River of Flowers moving remembrance of quake loss and hope
OPINION: I stood on the jetty in New Brighton by the side of the Avon River Ōtākaro waiting with others for the Ngāi Tahu waka to reach us to open the inaugural Spring River Festival.
It was a lovely October morning in 2012 and as I looked towards the approaching waka, for the first time I got a completely unencumbered view of the river and the mountains behind.
That lovely sight was thanks to the earthquakes. It was an emotional moment as I looked at this beauty and thought how important it will be that as we move on from the devastation that we had suffered, we must learn to work in harmony, in partnership with our natural environment.
As a species we have not treated our planet home with respect, but rather have exploited it in a way which we all know is leading us to environmental catastrophe if we don't seriously change out ways.
Here in our own back yard we need to put aside the arrogance we have had in the past, and which still continues, believing we can just dominate the natural environment.
The river that winds through our city that can be so beautiful and nourishing is one of the most polluted in New Zealand. It shames us all. Like our whole natural environment it needs to be respected, sustained and maintained for the good of all of us, for our bodies and our souls.
In a way it is a metaphor for our city. Beautiful as it is, like the Cathedral in the Square, its health and well-being are a reflection of the health and well-being of our city and its people. 2016 I hope will see an increase in the pace of the regeneration and I look forward to that with hope and excitement.
The waka arrived and I was asked to bless a very special gift that the New Brighton Project was giving to the Avon-Ōtākaro Network. It was a waka huia, beautifully crafted by Dallas Matoe. A waka huia is a vessel for holding sacred objects and carries immense meaning in its carving. This one has a theme – 'Te Piringa – Drawing together'.
Since the quakes the local people and communities of our city have striven to get their voices heard and respected by the powers that be who have been making decisions about our homes, our land and our communities.
The theme of Dallas' carving was to hold up a vision of networking, collaboration, dialogue and communication. On the lid, two facing heads share a joined tongue to represent speaking with one voice, one tongue. The design on the tongues depicts food and abundance referencing the Māori saying "Ha aha te kai o te Rangatira? Kōrero" – "What is the food of chiefs? Discussion".
The body of the waka huia has tīheru (the water bailer in a waka) forms on each end, a metaphor for the perseverance and endurance that is required to keep a canoe afloat. Inside are wing feathers of the karoro, the black-backed gull, signifying the reach that this bird has over the whole city, just as the Avon River/Ōtākaro does, connecting land, river and sea.
It is a beautiful taonga. Its themes undergird all that local communities have worked and hoped for since those terrible days: perseverance and endurance; striving to collaborate and work with the agencies that make the decisions in our behalf.
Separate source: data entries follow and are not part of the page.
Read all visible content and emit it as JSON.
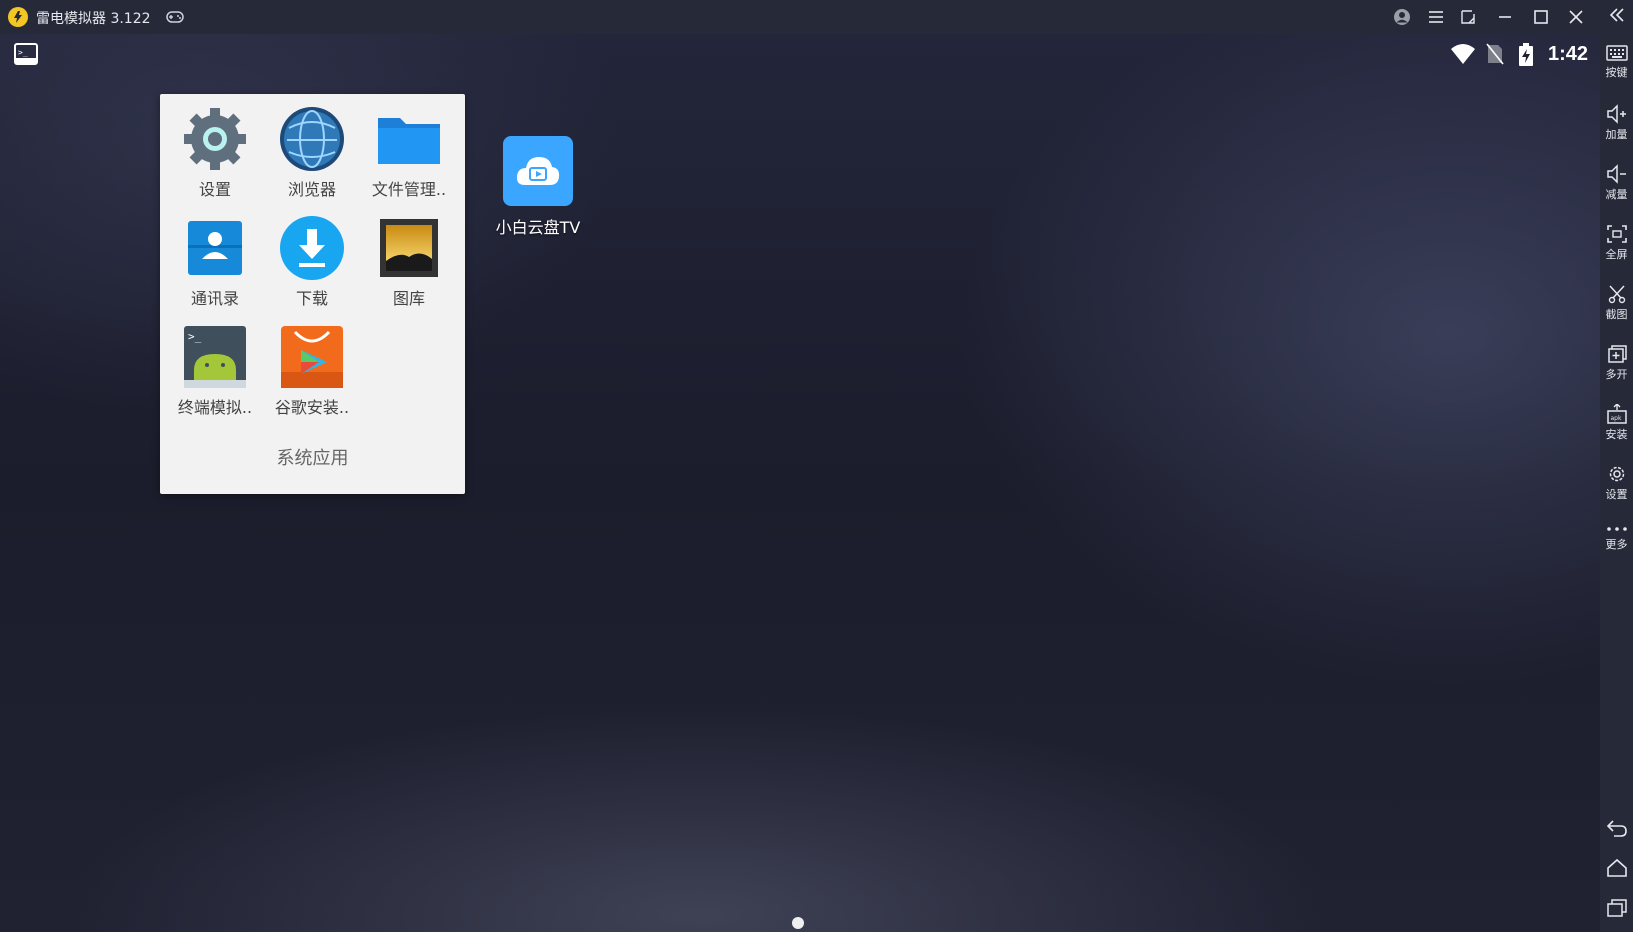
{
  "window": {
    "title": "雷电模拟器 3.122"
  },
  "status_bar": {
    "time": "1:42"
  },
  "folder": {
    "title": "系统应用",
    "apps": [
      {
        "label": "设置",
        "icon": "settings-icon"
      },
      {
        "label": "浏览器",
        "icon": "browser-icon"
      },
      {
        "label": "文件管理..",
        "icon": "folder-icon"
      },
      {
        "label": "通讯录",
        "icon": "contacts-icon"
      },
      {
        "label": "下载",
        "icon": "download-icon"
      },
      {
        "label": "图库",
        "icon": "gallery-icon"
      },
      {
        "label": "终端模拟..",
        "icon": "terminal-icon"
      },
      {
        "label": "谷歌安装..",
        "icon": "google-installer-icon"
      }
    ]
  },
  "desktop": {
    "apps": [
      {
        "label": "小白云盘TV",
        "icon": "cloud-tv-icon"
      }
    ]
  },
  "sidebar": {
    "items": [
      {
        "label": "按键",
        "icon": "keyboard-icon"
      },
      {
        "label": "加量",
        "icon": "volume-up-icon"
      },
      {
        "label": "减量",
        "icon": "volume-down-icon"
      },
      {
        "label": "全屏",
        "icon": "fullscreen-icon"
      },
      {
        "label": "截图",
        "icon": "scissors-icon"
      },
      {
        "label": "多开",
        "icon": "multi-instance-icon"
      },
      {
        "label": "安装",
        "icon": "apk-install-icon"
      },
      {
        "label": "设置",
        "icon": "gear-icon"
      },
      {
        "label": "更多",
        "icon": "more-icon"
      }
    ]
  },
  "colors": {
    "titlebar": "#262938",
    "accent_yellow": "#f3c623",
    "cloud_app": "#3aa6ff"
  }
}
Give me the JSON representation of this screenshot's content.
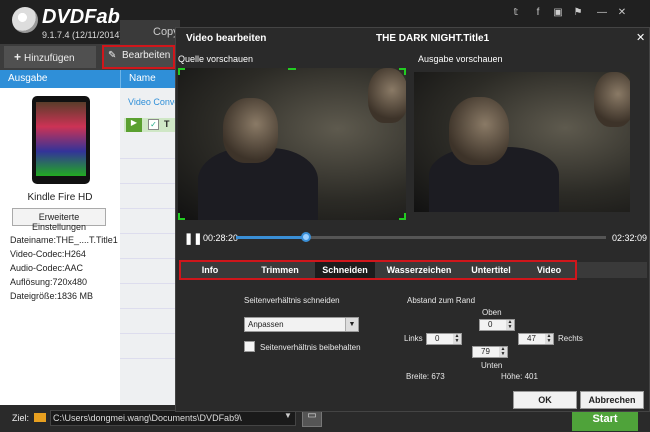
{
  "app": {
    "name": "DVDFab",
    "version": "9.1.7.4 (12/11/2014)",
    "top_tab": "Copy"
  },
  "top_icons": [
    "twitter-icon",
    "facebook-icon",
    "youtube-icon",
    "flag-icon",
    "minimize-icon",
    "close-icon"
  ],
  "toolbar": {
    "add_label": "Hinzufügen",
    "edit_label": "Bearbeiten"
  },
  "columns": {
    "ausgabe": "Ausgabe",
    "name": "Name"
  },
  "device": {
    "name": "Kindle Fire HD",
    "advanced_button": "Erweiterte Einstellungen",
    "info": [
      "Dateiname:THE_....T.Title1",
      "Video-Codec:H264",
      "Audio-Codec:AAC",
      "Auflösung:720x480",
      "Dateigröße:1836 MB"
    ]
  },
  "middle": {
    "header": "Video Conve",
    "row_text": "T"
  },
  "dialog": {
    "title": "Video bearbeiten",
    "movie_title": "THE DARK NIGHT.Title1",
    "source_label": "Quelle vorschauen",
    "output_label": "Ausgabe vorschauen",
    "player": {
      "current_time": "00:28:20",
      "total_time": "02:32:09",
      "progress": 0.19
    },
    "tabs": [
      "Info",
      "Trimmen",
      "Schneiden",
      "Wasserzeichen",
      "Untertitel",
      "Video"
    ],
    "active_tab": "Schneiden",
    "crop": {
      "ratio_label": "Seitenverhältnis schneiden",
      "ratio_value": "Anpassen",
      "keep_ratio_label": "Seitenverhältnis beibehalten",
      "margin_label": "Abstand zum Rand",
      "top_label": "Oben",
      "top": "0",
      "left_label": "Links",
      "left": "0",
      "right_label": "Rechts",
      "right": "47",
      "bottom_label": "Unten",
      "bottom": "79",
      "width_label": "Breite: 673",
      "height_label": "Höhe: 401"
    },
    "ok": "OK",
    "cancel": "Abbrechen"
  },
  "bottom": {
    "ziel_label": "Ziel:",
    "path": "C:\\Users\\dongmei.wang\\Documents\\DVDFab9\\",
    "start": "Start"
  }
}
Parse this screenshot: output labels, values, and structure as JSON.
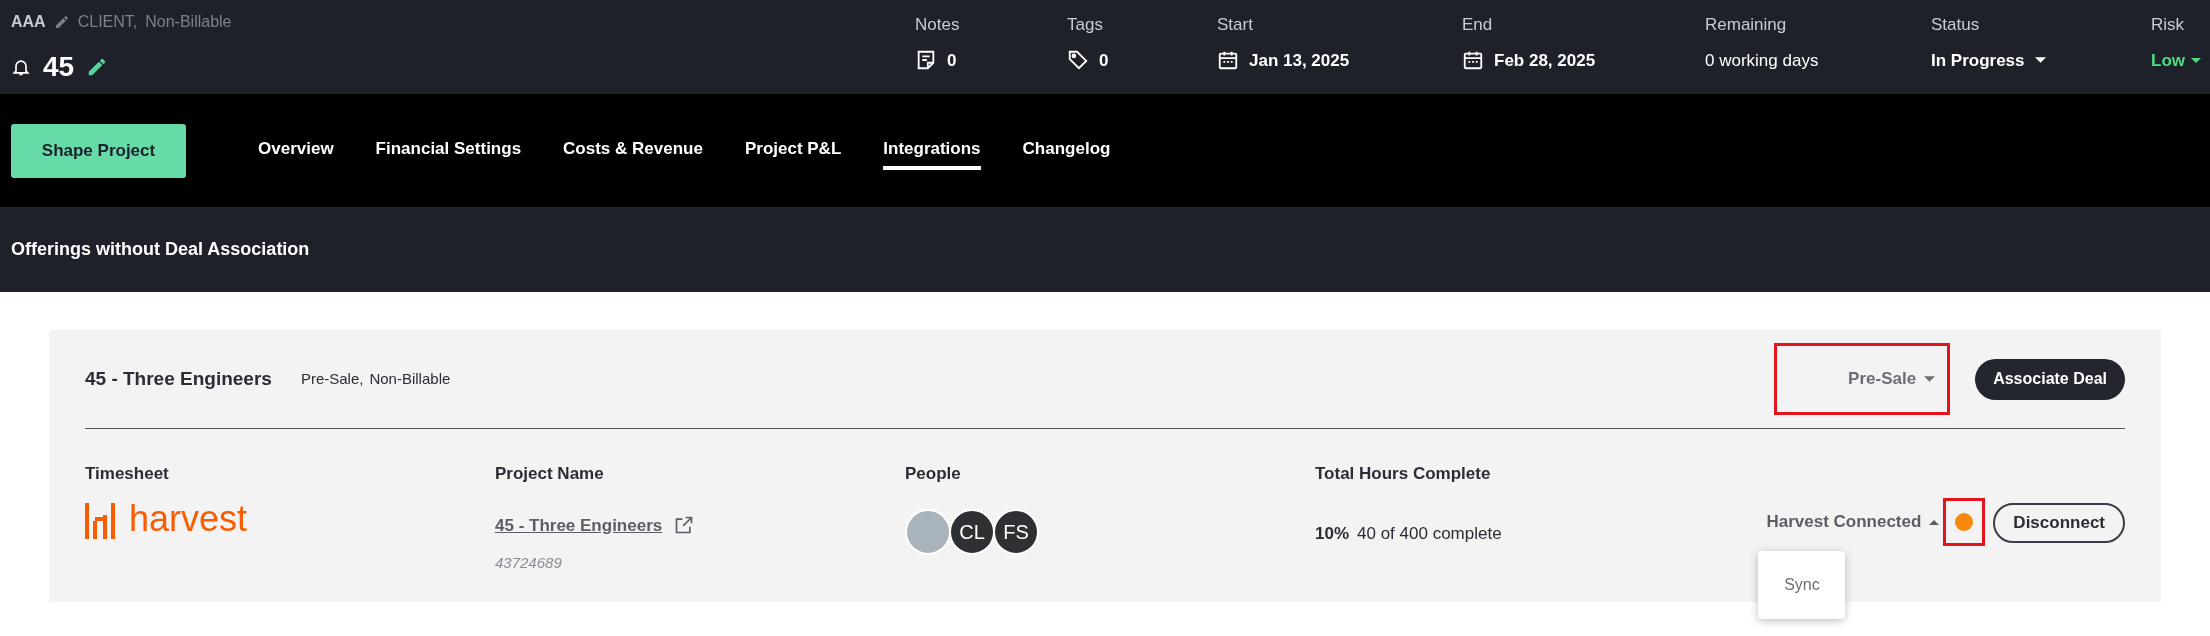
{
  "header": {
    "client": "AAA",
    "client_type": "CLIENT,",
    "billing": "Non-Billable",
    "project_number": "45",
    "stats": [
      {
        "kind": "notes",
        "label": "Notes",
        "value": "0"
      },
      {
        "kind": "tags",
        "label": "Tags",
        "value": "0"
      },
      {
        "kind": "date",
        "label": "Start",
        "value": "Jan 13, 2025"
      },
      {
        "kind": "date",
        "label": "End",
        "value": "Feb 28, 2025"
      },
      {
        "kind": "text",
        "label": "Remaining",
        "value": "0 working days"
      },
      {
        "kind": "dropdown",
        "label": "Status",
        "value": "In Progress"
      },
      {
        "kind": "risk",
        "label": "Risk",
        "value": "Low",
        "color": "#4ade80"
      }
    ]
  },
  "nav": {
    "action": "Shape Project",
    "tabs": [
      {
        "label": "Overview",
        "selected": false
      },
      {
        "label": "Financial Settings",
        "selected": false
      },
      {
        "label": "Costs & Revenue",
        "selected": false
      },
      {
        "label": "Project P&L",
        "selected": false
      },
      {
        "label": "Integrations",
        "selected": true
      },
      {
        "label": "Changelog",
        "selected": false
      }
    ]
  },
  "section_title": "Offerings without Deal Association",
  "offering": {
    "name": "45 - Three Engineers",
    "type": "Pre-Sale,",
    "billing": "Non-Billable",
    "stage": "Pre-Sale",
    "associate": "Associate Deal",
    "columns": [
      "Timesheet",
      "Project Name",
      "People",
      "Total Hours Complete"
    ],
    "timesheet_logo": "harvest",
    "project_name": "45 - Three Engineers",
    "project_id": "43724689",
    "people": [
      {
        "kind": "photo"
      },
      {
        "kind": "initials",
        "initials": "CL"
      },
      {
        "kind": "initials",
        "initials": "FS"
      }
    ],
    "percent": "10%",
    "hours": "40 of 400 complete",
    "connection": {
      "label": "Harvest Connected",
      "expanded": true,
      "color": "#f7890c",
      "menu": [
        "Sync"
      ]
    },
    "disconnect": "Disconnect"
  }
}
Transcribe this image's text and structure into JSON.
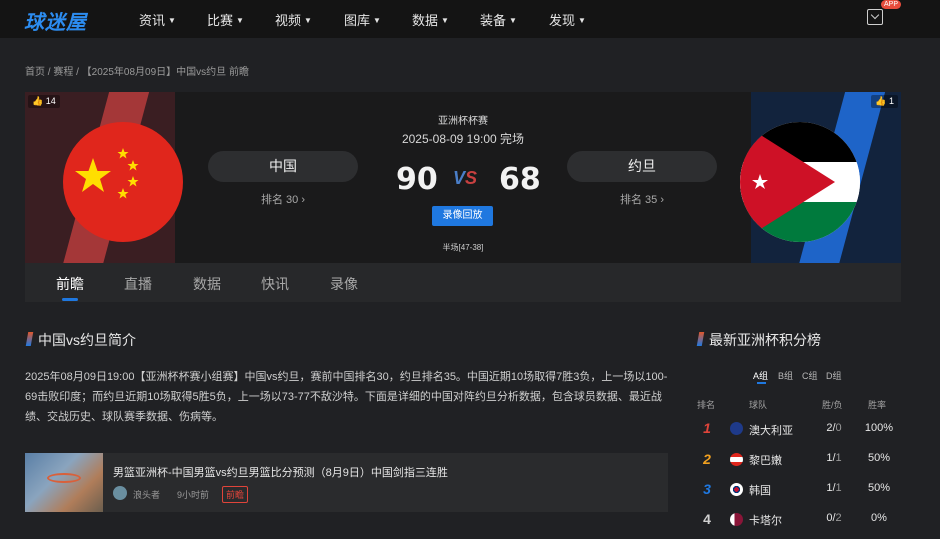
{
  "nav": {
    "logo": "球迷屋",
    "items": [
      "资讯",
      "比赛",
      "视频",
      "图库",
      "数据",
      "装备",
      "发现"
    ],
    "app_badge": "APP"
  },
  "breadcrumb": "首页 / 赛程 / 【2025年08月09日】中国vs约旦 前瞻",
  "match": {
    "league": "亚洲杯杯赛",
    "datetime": "2025-08-09 19:00 完场",
    "home": {
      "name": "中国",
      "rank": "排名 30 ›",
      "score": "90",
      "likes": "14"
    },
    "away": {
      "name": "约旦",
      "rank": "排名 35 ›",
      "score": "68",
      "likes": "1"
    },
    "vs_v": "V",
    "vs_s": "S",
    "replay": "录像回放",
    "halftime": "半场[47-38]"
  },
  "tabs": [
    "前瞻",
    "直播",
    "数据",
    "快讯",
    "录像"
  ],
  "intro": {
    "title": "中国vs约旦简介",
    "text": "2025年08月09日19:00【亚洲杯杯赛小组赛】中国vs约旦，赛前中国排名30，约旦排名35。中国近期10场取得7胜3负，上一场以100-69击败印度；而约旦近期10场取得5胜5负，上一场以73-77不敌沙特。下面是详细的中国对阵约旦分析数据，包含球员数据、最近战绩、交战历史、球队赛季数据、伤病等。"
  },
  "news": {
    "title": "男篮亚洲杯-中国男篮vs约旦男篮比分预测（8月9日）中国剑指三连胜",
    "author": "浪头者",
    "time": "9小时前",
    "tag": "前瞻"
  },
  "standings": {
    "title": "最新亚洲杯积分榜",
    "groups": [
      "A组",
      "B组",
      "C组",
      "D组"
    ],
    "headers": {
      "rank": "排名",
      "team": "球队",
      "wl": "胜/负",
      "rate": "胜率"
    },
    "rows": [
      {
        "rank": "1",
        "team": "澳大利亚",
        "w": "2",
        "l": "0",
        "rate": "100%",
        "color": "#e0443a"
      },
      {
        "rank": "2",
        "team": "黎巴嫩",
        "w": "1",
        "l": "1",
        "rate": "50%",
        "color": "#f0a020"
      },
      {
        "rank": "3",
        "team": "韩国",
        "w": "1",
        "l": "1",
        "rate": "50%",
        "color": "#1f78e0"
      },
      {
        "rank": "4",
        "team": "卡塔尔",
        "w": "0",
        "l": "2",
        "rate": "0%",
        "color": "#d0d0d0"
      }
    ]
  }
}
Since the first river festival the lovely ritual of a river of flowers on the February 22 commemoration has been repeated in various spots along the Avon River/Ōtākaro and other Christchurch waterways. This year there will be upwards of 20 venues across Greater Christchurch where people will gather to cast flowers into the river and reflect on these last five years.
We will remember those who lost their lives or were injured on that day. We will remember those who lost homes and livelihoods. We will think about the communities which were devastated and have since sadly disintegrated. We will reflect on how we have been, how we are dealing with the emotional trauma felt by so many of us and our children, and we will give thanks where we have reached out to support to encourage and to strive for one another.
And battle-scarred as we may be, we look forward as the city has moved on from rescue to recovery and now to regeneration.
I hope many of us can get to the riverside on February 22 and share in this communal reflection and looking forward. In the meantime, there is a month-long interactive exhibition at the Canterbury Museum. An extension of River of Flowers, Bloom has something for everyone, and young people especially are encouraged to come along.
It's a space to reflect, remember and hope. Children are invited to make paper flowers to put on an artificial river snaking across the floor. There is a river of poetry for youth to create and eleven of our authors and poets are involved with readings and recitations.
Messages of hope from each anniversary are displayed on the walls and we are invited to add our own for this year. Bloom is at the Museum until the end of the month.
Reverend Peter Beck is the Convenor of Eastern Vision and a former Dean and City Councillor of Christchurch. For details of River of Flowers and Bloom go to flourish.org.nz.